English 3 Period
February 13, 2012
“The Soldier” by Rupert Brooke
In Rupert Brooke’s poem “The Soldier”, the author uses metaphors, similes, and assonance to create the theme about the experience in war; how terrible and how merciless it is.
First of all, Brooke uses a metaphor to compare different countries. In the following quote, the author illustrates a metaphor, “If I should die, think only this of me: That there’s some corner of a foreign field that is forever England”. From this quote, we can see how he compared his soul, England, and the enemy’s battlefield. As you can see, the theme is shown by this example because he is saying if he dies, his love for England is so strong, that a foreign field will become England.
Initially, the author again uses metaphors in the following quote, “In that rich earth a richer dust concealed”. This quote illustrates the idea that something may not seem valuable, but it is worth more than how it looks like.
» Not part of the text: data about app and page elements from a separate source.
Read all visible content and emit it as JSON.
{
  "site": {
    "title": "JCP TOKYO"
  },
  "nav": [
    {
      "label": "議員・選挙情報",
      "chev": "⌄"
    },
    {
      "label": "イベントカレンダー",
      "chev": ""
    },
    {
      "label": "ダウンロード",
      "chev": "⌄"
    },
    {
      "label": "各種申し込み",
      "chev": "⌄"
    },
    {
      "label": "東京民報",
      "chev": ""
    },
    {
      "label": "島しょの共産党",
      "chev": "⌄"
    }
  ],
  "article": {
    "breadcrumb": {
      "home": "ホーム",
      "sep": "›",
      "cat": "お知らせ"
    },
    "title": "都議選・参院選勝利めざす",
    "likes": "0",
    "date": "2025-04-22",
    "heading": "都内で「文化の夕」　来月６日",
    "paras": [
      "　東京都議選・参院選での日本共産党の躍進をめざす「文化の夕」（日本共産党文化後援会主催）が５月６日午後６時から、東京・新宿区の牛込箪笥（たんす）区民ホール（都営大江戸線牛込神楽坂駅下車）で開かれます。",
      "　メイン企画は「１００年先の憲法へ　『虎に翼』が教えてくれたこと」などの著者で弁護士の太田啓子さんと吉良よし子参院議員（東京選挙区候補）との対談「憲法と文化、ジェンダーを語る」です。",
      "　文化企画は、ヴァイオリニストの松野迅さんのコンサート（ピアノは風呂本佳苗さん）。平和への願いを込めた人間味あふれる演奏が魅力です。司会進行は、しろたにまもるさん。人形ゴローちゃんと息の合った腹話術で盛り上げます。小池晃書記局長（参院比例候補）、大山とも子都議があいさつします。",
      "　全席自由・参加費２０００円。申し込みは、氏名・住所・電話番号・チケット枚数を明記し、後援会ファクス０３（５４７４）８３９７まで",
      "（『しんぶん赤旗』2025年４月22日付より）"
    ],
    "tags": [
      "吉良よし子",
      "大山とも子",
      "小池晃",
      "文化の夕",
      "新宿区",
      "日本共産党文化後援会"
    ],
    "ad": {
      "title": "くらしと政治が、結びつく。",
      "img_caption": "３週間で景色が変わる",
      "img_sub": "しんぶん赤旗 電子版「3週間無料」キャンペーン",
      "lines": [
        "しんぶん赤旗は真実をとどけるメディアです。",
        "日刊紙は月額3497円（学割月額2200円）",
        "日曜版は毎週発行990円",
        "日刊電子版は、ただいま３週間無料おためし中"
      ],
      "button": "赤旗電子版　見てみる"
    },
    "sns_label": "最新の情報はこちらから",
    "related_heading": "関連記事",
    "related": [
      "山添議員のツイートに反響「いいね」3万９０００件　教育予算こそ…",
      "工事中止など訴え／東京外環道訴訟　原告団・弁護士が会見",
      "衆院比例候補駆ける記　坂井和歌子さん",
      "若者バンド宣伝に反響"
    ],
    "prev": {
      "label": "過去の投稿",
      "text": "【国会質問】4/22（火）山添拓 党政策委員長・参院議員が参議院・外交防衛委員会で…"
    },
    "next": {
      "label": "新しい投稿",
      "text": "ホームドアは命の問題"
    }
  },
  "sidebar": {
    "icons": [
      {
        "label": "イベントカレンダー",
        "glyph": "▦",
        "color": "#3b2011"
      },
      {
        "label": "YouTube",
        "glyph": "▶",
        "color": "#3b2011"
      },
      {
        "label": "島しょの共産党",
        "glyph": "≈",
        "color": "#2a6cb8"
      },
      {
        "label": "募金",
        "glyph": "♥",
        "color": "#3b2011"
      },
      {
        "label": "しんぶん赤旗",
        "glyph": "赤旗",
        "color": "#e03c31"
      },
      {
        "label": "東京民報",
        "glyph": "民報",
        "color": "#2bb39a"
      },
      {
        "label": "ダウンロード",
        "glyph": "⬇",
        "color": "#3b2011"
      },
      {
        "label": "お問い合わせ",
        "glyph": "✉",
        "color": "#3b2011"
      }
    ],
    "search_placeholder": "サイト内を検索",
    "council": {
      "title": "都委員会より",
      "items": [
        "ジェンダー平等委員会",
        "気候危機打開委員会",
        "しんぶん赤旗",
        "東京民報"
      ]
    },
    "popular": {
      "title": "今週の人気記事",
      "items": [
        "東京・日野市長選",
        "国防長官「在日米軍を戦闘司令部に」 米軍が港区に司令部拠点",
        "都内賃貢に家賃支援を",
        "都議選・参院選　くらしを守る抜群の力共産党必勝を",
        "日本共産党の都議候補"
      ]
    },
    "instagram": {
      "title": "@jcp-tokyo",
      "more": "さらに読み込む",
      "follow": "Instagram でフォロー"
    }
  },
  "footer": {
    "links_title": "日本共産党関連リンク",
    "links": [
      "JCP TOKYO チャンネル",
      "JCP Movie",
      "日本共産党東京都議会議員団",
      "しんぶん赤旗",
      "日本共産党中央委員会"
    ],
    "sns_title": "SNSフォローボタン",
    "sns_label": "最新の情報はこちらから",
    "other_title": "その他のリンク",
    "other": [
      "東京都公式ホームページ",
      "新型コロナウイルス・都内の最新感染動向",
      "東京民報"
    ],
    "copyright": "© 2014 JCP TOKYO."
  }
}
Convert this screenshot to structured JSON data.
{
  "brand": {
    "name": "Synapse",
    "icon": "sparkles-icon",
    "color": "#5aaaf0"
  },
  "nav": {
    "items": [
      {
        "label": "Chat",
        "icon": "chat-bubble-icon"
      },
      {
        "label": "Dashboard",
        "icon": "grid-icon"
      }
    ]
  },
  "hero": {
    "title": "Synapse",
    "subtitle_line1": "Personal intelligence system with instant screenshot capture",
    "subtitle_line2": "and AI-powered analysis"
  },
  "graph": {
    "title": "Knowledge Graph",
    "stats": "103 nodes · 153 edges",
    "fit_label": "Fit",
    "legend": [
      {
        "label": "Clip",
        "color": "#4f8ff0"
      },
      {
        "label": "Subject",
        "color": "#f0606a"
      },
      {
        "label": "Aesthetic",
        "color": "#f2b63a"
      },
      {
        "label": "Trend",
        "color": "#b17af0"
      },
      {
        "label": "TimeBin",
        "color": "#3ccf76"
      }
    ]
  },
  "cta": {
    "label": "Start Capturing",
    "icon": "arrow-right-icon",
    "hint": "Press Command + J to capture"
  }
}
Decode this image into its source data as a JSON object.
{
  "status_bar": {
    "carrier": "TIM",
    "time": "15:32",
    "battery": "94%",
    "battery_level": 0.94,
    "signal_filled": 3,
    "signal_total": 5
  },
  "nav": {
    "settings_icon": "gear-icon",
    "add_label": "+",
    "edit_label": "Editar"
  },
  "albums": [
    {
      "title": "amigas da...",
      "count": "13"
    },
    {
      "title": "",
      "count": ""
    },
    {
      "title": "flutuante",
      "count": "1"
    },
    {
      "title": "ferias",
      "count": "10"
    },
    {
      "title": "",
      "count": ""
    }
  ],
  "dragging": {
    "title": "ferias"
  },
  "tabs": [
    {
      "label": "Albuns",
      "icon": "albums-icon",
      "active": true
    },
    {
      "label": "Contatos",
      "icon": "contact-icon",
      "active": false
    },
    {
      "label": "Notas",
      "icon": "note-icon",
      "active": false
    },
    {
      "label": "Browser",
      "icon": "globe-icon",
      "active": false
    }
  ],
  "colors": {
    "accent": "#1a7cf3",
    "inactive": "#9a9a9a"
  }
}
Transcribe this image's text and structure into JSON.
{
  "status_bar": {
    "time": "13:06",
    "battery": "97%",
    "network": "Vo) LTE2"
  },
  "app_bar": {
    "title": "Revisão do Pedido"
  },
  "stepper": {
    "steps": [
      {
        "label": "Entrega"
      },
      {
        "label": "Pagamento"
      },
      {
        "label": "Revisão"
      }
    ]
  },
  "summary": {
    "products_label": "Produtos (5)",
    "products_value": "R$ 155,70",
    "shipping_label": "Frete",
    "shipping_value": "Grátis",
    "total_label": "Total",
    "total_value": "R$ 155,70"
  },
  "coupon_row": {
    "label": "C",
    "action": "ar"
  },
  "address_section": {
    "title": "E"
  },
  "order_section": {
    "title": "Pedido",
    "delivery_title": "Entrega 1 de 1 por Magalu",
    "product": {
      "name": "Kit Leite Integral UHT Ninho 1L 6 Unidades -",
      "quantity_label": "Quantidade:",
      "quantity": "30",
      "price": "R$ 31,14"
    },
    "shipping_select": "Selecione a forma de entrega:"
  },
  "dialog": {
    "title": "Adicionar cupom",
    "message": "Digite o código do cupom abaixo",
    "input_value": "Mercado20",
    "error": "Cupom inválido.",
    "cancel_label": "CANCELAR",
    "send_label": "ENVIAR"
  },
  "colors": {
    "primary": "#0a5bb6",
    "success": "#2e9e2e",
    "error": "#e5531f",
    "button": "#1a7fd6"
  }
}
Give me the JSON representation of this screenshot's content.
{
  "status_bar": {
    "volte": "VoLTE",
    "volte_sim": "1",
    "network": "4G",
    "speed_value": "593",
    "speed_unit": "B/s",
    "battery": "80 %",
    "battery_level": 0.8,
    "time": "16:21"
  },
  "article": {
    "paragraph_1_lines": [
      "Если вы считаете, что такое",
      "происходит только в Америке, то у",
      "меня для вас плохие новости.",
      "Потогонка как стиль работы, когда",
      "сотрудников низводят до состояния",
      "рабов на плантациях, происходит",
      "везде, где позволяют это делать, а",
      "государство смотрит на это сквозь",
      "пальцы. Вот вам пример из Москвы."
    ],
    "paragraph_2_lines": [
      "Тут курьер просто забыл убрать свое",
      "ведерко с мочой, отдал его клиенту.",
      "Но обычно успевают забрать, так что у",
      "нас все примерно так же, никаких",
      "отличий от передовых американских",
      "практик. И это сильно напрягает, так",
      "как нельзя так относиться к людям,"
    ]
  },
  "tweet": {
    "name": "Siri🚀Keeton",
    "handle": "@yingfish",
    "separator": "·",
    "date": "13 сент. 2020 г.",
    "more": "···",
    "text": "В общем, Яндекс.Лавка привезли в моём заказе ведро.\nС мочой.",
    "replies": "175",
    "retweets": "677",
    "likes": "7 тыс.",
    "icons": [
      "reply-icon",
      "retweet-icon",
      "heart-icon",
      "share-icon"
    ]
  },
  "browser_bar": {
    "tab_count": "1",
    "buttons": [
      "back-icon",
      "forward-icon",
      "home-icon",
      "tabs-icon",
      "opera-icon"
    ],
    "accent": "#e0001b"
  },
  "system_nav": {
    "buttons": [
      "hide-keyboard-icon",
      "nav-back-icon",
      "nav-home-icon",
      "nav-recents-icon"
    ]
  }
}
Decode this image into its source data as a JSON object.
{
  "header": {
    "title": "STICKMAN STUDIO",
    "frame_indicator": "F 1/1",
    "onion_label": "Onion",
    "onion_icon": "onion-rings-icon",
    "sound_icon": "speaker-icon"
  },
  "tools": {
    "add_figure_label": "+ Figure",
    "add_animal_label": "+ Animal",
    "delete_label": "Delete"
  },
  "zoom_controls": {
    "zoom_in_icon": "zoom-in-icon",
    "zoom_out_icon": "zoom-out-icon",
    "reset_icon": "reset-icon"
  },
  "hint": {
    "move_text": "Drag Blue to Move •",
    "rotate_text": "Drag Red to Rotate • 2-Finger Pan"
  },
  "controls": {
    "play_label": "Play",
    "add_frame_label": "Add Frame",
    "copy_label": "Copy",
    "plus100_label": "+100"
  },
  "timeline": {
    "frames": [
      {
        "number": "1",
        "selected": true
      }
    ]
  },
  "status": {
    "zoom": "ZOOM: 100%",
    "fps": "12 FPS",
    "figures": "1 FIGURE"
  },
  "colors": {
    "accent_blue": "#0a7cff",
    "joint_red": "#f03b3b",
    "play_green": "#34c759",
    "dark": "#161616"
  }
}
Clearly, the author made the choice to include a metaphor, so the readers could see that if he dies in a different land, that land will become rich with his soul. In other words, if he dies, the land he dies in becomes England.
First of all, the author uses similes to compare his country and emotions. Brooke uses a simile in the following quote to compare his country “Her sights and sounds; dreams happy as her day; And laughter learnt of friends; and gentleness”. In this quote, he explains what life is like without war. This example of a simile is shown to compare the days without war.
Rupert Brooke probably decided to write this poem to explain his love for his country; he also wanted to express how his experience in war was. He also possibly wrote this because he thinks God will be impressed with his love for England.